• **WORK ORDER**: This task calls for copying every line in the data below that contains the word "Inhalte".

THE RECORDS below:

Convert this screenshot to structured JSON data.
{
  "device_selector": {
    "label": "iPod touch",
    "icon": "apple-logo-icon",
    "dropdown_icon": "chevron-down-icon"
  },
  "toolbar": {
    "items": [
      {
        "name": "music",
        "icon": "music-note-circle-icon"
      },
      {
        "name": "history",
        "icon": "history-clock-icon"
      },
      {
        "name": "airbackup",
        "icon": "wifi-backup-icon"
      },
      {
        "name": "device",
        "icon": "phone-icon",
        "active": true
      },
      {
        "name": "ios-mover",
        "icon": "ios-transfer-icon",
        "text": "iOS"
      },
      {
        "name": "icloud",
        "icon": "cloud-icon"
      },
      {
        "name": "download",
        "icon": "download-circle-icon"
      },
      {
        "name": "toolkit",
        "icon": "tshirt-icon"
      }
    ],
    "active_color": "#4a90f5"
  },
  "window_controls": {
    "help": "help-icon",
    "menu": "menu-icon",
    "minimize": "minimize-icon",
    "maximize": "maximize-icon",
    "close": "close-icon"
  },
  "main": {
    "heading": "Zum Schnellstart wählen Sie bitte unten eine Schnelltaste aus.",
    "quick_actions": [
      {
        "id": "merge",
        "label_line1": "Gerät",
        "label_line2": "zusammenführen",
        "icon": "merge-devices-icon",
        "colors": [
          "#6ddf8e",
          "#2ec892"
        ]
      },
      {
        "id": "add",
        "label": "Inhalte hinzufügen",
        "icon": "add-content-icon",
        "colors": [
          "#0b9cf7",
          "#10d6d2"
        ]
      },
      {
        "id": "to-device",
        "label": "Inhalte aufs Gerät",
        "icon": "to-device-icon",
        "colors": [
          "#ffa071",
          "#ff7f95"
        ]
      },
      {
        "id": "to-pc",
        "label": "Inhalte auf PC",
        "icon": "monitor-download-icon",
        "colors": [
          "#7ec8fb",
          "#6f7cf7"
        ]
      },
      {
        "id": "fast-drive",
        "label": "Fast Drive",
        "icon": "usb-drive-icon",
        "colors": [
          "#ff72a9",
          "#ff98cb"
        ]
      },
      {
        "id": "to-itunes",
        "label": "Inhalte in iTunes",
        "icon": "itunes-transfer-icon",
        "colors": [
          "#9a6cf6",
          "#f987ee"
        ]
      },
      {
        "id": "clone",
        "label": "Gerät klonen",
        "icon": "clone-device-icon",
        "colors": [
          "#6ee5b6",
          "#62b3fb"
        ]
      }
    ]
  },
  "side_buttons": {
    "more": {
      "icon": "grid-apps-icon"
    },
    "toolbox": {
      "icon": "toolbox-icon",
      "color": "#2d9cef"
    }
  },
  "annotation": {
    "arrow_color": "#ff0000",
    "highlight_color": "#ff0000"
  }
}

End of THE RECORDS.

• **SOLUTION FOR THIS TASK**:
        "label": "Inhalte hinzufügen",
        "label": "Inhalte aufs Gerät",
        "label": "Inhalte auf PC",
        "label": "Inhalte in iTunes",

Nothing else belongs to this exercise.